I understand why some people might want the behavior (return with inf or NaN etc in arrays rather than get an exception).
Let's ask some basic questions. Having done such an operation, how do I tell if I have any errant values in the result? For example, what can I compare x[i] to, in order to know if it is invalid? We have had several requests for full support of IEEE but nobody knows how to do it portably, as far as I know.
I resist bringing back fastumath because I wonder if it really would work portably, I don't know the answers to the simpleest questions like the above, and if it would I know that it made people reluctant to fix bugs or add new functions because they would have to do it twice. Adding a new function already requires something like five different places to fix.
Using optional package MA, a user *can* achieve the goal you desire. For example, if x and y are numpy arrays, and I want to divide them without possibility of error, I can do:
z = MA.masked_array(x) / MA.masked_array(y) if MA.getmask(z) is not None: print "Your operation failed in one or more components"
The masked_array constructor does not copy its argument. (MAs mix with Numerics and scalars, so one of the masked_array calls above could be omitted.)
From a Windows session:
[ 1.#INF0000e+000, 2.00000000e+000, 1.50000000e+000, 1.33333333e+000,]
[-- ,2.0 ,1.5 ,1.33333333333 ,]
[-- ,-- ,0.0 ,1.0 ,]
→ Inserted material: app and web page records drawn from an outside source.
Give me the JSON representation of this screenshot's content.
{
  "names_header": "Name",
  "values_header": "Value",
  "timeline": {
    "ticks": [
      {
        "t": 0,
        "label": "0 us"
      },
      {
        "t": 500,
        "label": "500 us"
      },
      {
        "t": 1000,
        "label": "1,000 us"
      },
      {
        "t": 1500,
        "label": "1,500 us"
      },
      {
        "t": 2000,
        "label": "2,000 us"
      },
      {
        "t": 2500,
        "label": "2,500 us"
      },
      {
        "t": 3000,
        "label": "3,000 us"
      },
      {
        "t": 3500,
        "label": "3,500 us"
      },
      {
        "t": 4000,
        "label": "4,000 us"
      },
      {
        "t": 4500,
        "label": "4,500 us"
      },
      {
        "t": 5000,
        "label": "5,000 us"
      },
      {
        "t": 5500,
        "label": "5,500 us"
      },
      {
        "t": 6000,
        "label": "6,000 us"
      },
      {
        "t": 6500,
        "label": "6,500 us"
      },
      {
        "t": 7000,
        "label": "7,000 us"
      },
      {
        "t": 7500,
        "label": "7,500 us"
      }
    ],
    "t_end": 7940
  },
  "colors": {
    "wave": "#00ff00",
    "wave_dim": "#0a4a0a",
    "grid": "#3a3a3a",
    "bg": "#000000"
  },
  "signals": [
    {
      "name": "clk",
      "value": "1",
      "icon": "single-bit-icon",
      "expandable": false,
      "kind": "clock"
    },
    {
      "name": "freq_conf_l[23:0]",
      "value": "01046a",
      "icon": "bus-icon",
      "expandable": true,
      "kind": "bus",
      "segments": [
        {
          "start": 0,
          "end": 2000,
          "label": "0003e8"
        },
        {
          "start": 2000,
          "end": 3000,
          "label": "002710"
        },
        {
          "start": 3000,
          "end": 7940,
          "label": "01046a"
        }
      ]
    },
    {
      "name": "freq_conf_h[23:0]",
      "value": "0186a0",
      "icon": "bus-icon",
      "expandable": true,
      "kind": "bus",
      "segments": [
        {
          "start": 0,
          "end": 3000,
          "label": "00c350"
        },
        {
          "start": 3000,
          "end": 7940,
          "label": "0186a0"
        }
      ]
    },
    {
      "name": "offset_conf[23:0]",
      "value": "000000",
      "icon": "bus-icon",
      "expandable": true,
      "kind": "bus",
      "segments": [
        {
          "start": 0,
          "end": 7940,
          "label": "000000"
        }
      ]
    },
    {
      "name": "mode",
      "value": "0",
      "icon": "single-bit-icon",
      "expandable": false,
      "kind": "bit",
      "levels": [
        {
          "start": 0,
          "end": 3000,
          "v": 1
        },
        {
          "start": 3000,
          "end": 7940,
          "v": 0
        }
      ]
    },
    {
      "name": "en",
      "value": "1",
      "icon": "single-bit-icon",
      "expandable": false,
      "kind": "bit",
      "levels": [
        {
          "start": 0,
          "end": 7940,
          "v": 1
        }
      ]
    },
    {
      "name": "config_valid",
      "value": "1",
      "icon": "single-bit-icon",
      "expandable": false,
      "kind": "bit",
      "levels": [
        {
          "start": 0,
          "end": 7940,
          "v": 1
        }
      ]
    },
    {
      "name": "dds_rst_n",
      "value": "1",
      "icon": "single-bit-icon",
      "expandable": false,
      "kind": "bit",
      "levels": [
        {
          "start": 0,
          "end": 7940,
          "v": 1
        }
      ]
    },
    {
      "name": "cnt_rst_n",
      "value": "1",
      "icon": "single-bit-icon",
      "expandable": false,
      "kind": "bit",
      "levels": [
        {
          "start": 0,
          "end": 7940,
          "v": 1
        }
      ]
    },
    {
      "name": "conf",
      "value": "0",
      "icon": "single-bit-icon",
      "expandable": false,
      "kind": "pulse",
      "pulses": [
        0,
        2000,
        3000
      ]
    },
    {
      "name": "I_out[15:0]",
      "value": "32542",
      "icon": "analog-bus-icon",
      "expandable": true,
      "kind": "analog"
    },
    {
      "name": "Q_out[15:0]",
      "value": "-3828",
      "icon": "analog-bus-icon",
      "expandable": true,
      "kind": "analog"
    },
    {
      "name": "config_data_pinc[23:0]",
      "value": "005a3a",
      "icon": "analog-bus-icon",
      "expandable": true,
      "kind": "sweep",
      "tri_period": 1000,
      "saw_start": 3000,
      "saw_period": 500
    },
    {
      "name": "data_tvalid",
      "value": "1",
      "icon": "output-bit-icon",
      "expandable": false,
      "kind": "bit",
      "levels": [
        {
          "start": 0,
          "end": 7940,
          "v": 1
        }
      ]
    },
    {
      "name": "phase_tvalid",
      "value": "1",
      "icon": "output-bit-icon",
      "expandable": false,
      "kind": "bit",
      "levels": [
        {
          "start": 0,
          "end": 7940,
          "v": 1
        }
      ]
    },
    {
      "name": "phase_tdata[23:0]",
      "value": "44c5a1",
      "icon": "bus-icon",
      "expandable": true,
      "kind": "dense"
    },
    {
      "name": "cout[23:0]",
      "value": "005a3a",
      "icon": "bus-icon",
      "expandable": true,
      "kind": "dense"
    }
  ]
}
I realize this isn't exactly what you had in mind, and it is more expensive than just letting it rip, but it is reliable and portable. With the infs and Nans, I'm not sure what you can do with the answer other than print it. It does place the burden on the programmer to distinguish cases where he wants to survive a divide by zero from those where he does not, but in my mind that is a good thing.